This site provides access to complete, annotated genomes from bacteria and archaea (present in the European Nucleotide Archive) through the Ensembl graphical user interface (genome browser). Ensembl Bacteria contains genomes from annotated INSDC records that are loaded into Ensembl multi-species databases, using the INSDC annotation import pipeline.
The Barcode of Life Data Systems (BOLD) provides DNA barcode data. BOLD's online workbench supports data validation, annotation, and publication for specimen, distributional, and molecular data. The platform consists of four main modules: a data portal, a database of barcode clusters, an educational portal, and a data collection workbench. BOLD is the go-to site for DNA-based identification. As the central informatics platform for DNA barcoding, BOLD plays a crucial role in assimilating and organizing data gathered by the international barcode research community. Two iBOL (International Barcode of Life) Working Groups are supporting the ongoing development of BOLD.
The NCBI Trace Archive is a permanent repository of DNA sequence chromatograms (traces), base calls, and quality estimates for single-pass reads from various large-scale sequencing projects. The Trace Archive serves as the repository of sequencing data from gel/capillary platforms such as Applied Biosystems ABI 3730®. The Sequence Read Archive (SRA) stores sequencing data from the next generation of sequencing platforms including Roche 454 GS System®, Illumina Genome Analyzer®, Applied Biosystems SOLiD® System, Helicos Heliscope®, and others. The Trace Assembly Archive stores pairwise alignment and multiple alignment of sequencing reads, linking basic trace data with finished genomic sequence.

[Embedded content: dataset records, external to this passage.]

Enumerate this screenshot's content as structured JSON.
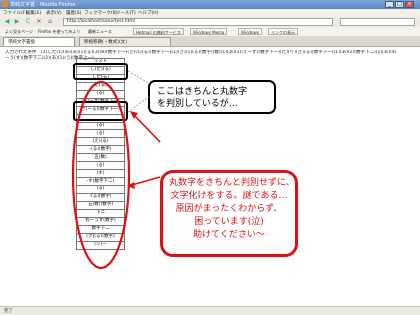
{
  "window": {
    "title": "単純文字置 - Mozilla Firefox",
    "min": "_",
    "max": "□",
    "close": "×"
  },
  "menu": [
    "ファイル(F)",
    "編集(E)",
    "表示(V)",
    "履歴(S)",
    "ブックマーク(B)",
    "ツール(T)",
    "ヘルプ(H)"
  ],
  "nav": {
    "url": "http://localhost/sano/test.html",
    "back": "◀",
    "forward": "▶",
    "reload": "C",
    "stop": "✕",
    "home": "⌂"
  },
  "bookmarks": [
    "よく見るページ",
    "Firefox を使ってみよう",
    "最新ニュース",
    "Hotmail の無料サービス",
    "Windows Media",
    "Windows",
    "リンクの表示"
  ],
  "tabs": [
    "単純文字置換",
    "移植移題(・数式)(文)"
  ],
  "content": {
    "input_line1": "入力された条件　(1)した(1)(あ)(あ)(1)(る)(3)(8)(数字下一)(さ)(1)(る)(数字下一)(1)(さ)(1)(る)(数字)(数)(1)(あ)(2)(えーす)(数字下一)(た)(り)(さ)(る)(数字下一)(1)(あ)(2)(数字下二)(1)(あ)(4)",
    "input_line2": "ーう(す)(数字下二)(2)(あ)(1)(う)(数字上ー)",
    "list": [
      "リスト",
      "し(た)(る)",
      "した(る)",
      "た(る)",
      "(る)",
      "(ぎ)ーす(数字下一)",
      "ぎ(ーる)(数字下一)",
      "",
      "(る)",
      "(る)",
      "(え)(る)",
      "-(る)(数字)",
      "五(数)",
      "(る)",
      "(す)",
      "-す(数字下二)",
      "(る)",
      "-(る)(数字)",
      "五(数)(数字)",
      "下ニ",
      "おーうす(数字)",
      "数字下二",
      "(ク)(る)(数字)",
      "(シ)ー"
    ]
  },
  "callout1": {
    "line1": "ここはきちんと丸数字",
    "line2": "を判別しているが…"
  },
  "callout2": {
    "line1": "丸数字をきちんと判別せずに、",
    "line2": "文字化けをする。謎である…",
    "line3": "原因がまったくわからず、",
    "line4": "困っています(泣)",
    "line5": "助けてください～"
  },
  "status": "完了",
  "colors": {
    "titlebar": "#5a84c2",
    "callout_red": "#dd1111"
  }
}
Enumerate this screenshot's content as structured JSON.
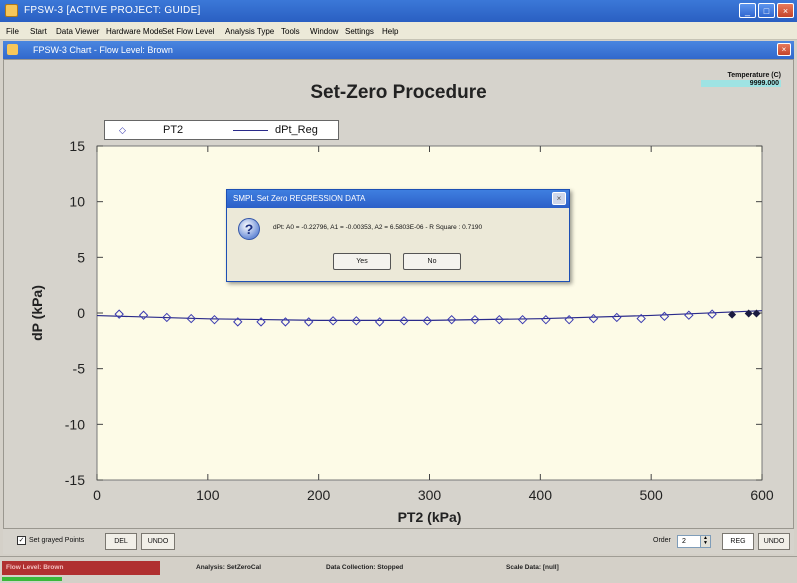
{
  "window": {
    "title": "FPSW-3 [ACTIVE PROJECT: GUIDE]"
  },
  "menu": [
    "File",
    "Start",
    "Data Viewer",
    "Hardware Mode",
    "Set Flow Level",
    "Analysis Type",
    "Tools",
    "Window",
    "Settings",
    "Help"
  ],
  "child_window": {
    "title": "FPSW-3 Chart - Flow Level: Brown"
  },
  "temperature": {
    "label": "Temperature (C)",
    "value": "9999.000"
  },
  "legend": {
    "marker_symbol": "◇",
    "pt2": "PT2",
    "dpt_reg": "dPt_Reg"
  },
  "dialog": {
    "title": "SMPL Set Zero REGRESSION DATA",
    "icon": "question-icon",
    "message": "dPt: A0 = -0.22796, A1 = -0.00353, A2 = 6.5803E-06 - R Square : 0.7190",
    "yes_label": "Yes",
    "no_label": "No"
  },
  "controls": {
    "checkbox_label": "Set grayed Points",
    "checkbox_checked": true,
    "del_label": "DEL",
    "undo_left_label": "UNDO",
    "order_label": "Order",
    "order_value": "2",
    "reg_label": "REG",
    "undo_right_label": "UNDO"
  },
  "status": {
    "left": "Flow Level: Brown",
    "analysis": "Analysis: SetZeroCal",
    "collection": "Data Collection: Stopped",
    "scale": "Scale Data: [null]"
  },
  "chart_data": {
    "type": "scatter",
    "title": "Set-Zero Procedure",
    "xlabel": "PT2 (kPa)",
    "ylabel": "dP (kPa)",
    "xlim": [
      0,
      600
    ],
    "ylim": [
      -15,
      15
    ],
    "x_ticks": [
      0,
      100,
      200,
      300,
      400,
      500,
      600
    ],
    "y_ticks": [
      15,
      10,
      5,
      0,
      -5,
      -10,
      -15
    ],
    "grid": false,
    "legend_position": "top-left",
    "colors": {
      "plot_bg": "#fdfbe7",
      "marker": "#3a3ab0",
      "line": "#2a2a8a",
      "dark_marker": "#1a1a40"
    },
    "series": [
      {
        "name": "PT2",
        "marker": "diamond-open",
        "x": [
          20,
          42,
          63,
          85,
          106,
          127,
          148,
          170,
          191,
          213,
          234,
          255,
          277,
          298,
          320,
          341,
          363,
          384,
          405,
          426,
          448,
          469,
          491,
          512,
          534,
          555
        ],
        "y": [
          -0.1,
          -0.2,
          -0.4,
          -0.5,
          -0.6,
          -0.8,
          -0.8,
          -0.8,
          -0.8,
          -0.7,
          -0.7,
          -0.8,
          -0.7,
          -0.7,
          -0.6,
          -0.6,
          -0.6,
          -0.6,
          -0.6,
          -0.6,
          -0.5,
          -0.4,
          -0.5,
          -0.3,
          -0.2,
          -0.1
        ]
      },
      {
        "name": "dPt_Reg",
        "style": "line",
        "x": [
          0,
          100,
          200,
          300,
          400,
          500,
          600
        ],
        "y": [
          -0.23,
          -0.52,
          -0.66,
          -0.66,
          -0.51,
          -0.22,
          0.21
        ]
      },
      {
        "name": "dark",
        "marker": "diamond-filled",
        "x": [
          573,
          588,
          595
        ],
        "y": [
          -0.15,
          -0.05,
          -0.05
        ]
      }
    ]
  }
}
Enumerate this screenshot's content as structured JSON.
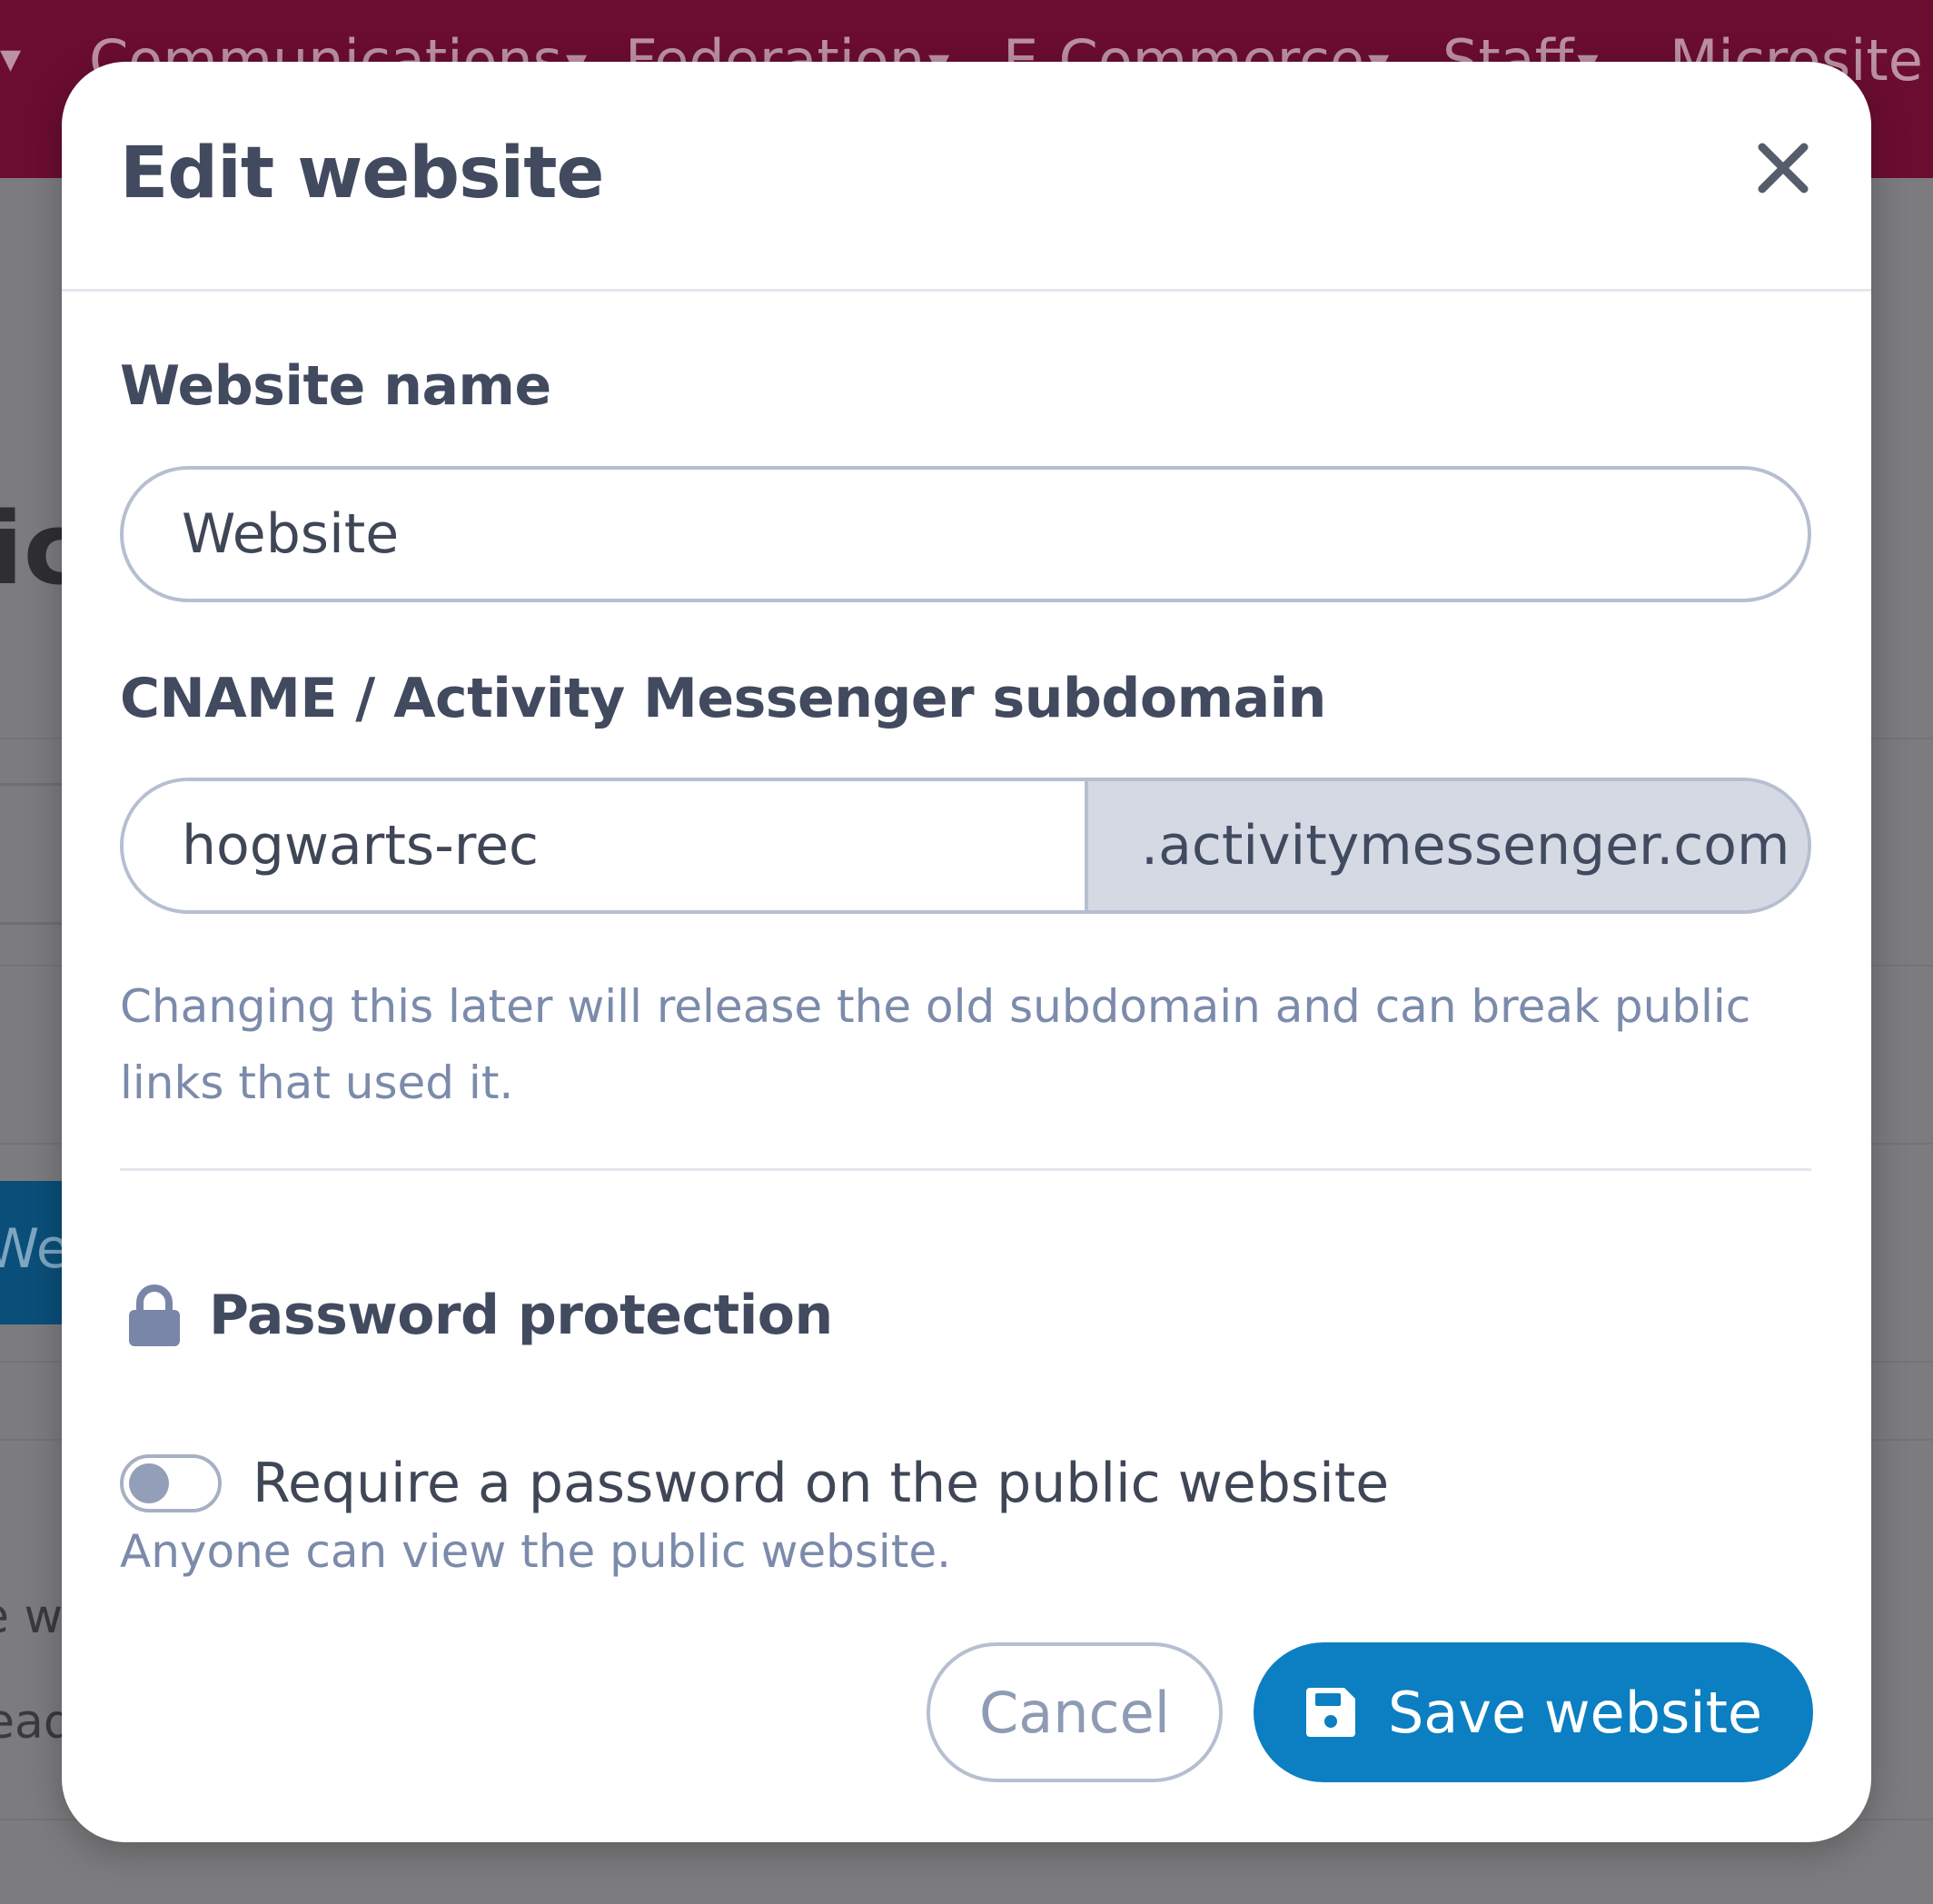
{
  "background": {
    "nav_items": [
      {
        "label": "Communications"
      },
      {
        "label": "Federation"
      },
      {
        "label": "E-Commerce"
      },
      {
        "label": "Staff"
      },
      {
        "label": "Microsite"
      }
    ],
    "fragments": {
      "heading": "ic",
      "button": "We",
      "line1": "e w",
      "line2": "ead"
    },
    "colors": {
      "nav": "#6b0d30",
      "overlay": "#7c7c7e"
    }
  },
  "modal": {
    "title": "Edit website",
    "close_icon": "close-icon",
    "website_name": {
      "label": "Website name",
      "value": "Website"
    },
    "subdomain": {
      "label": "CNAME / Activity Messenger subdomain",
      "value": "hogwarts-rec",
      "suffix": ".activitymessenger.com",
      "help": "Changing this later will release the old subdomain and can break public links that used it."
    },
    "password_protection": {
      "icon": "lock-icon",
      "title": "Password protection",
      "toggle_label": "Require a password on the public website",
      "toggle_on": false,
      "help": "Anyone can view the public website."
    },
    "buttons": {
      "cancel": "Cancel",
      "save": "Save website",
      "save_icon": "floppy-disk-icon"
    },
    "colors": {
      "primary": "#0b7fc1",
      "text": "#414a5e",
      "muted": "#7c8bab",
      "suffix_bg": "#d4d9e4"
    }
  }
}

The Ensembl genome annotation system, developed jointly by the EBI and the Wellcome Trust Sanger Institute, has been used for the annotation, analysis and display of vertebrate genomes since 2000. Since 2009, the Ensembl site has been complemented by the creation of five new sites, for bacteria, protists, fungi, plants and invertebrate metazoa, enabling users to use a single collection of (interactive and programatic) interfaces for accessing and comparing genome-scale data from species of scientific interest from across the taxonomy. In each domain, we aim to bring the integrative power of Ensembl tools for comparative analysis, data mining and visualisation across genomes of scientific interest, working in collaboration with scientific communities to improve and deepen genome annotation and interpretation.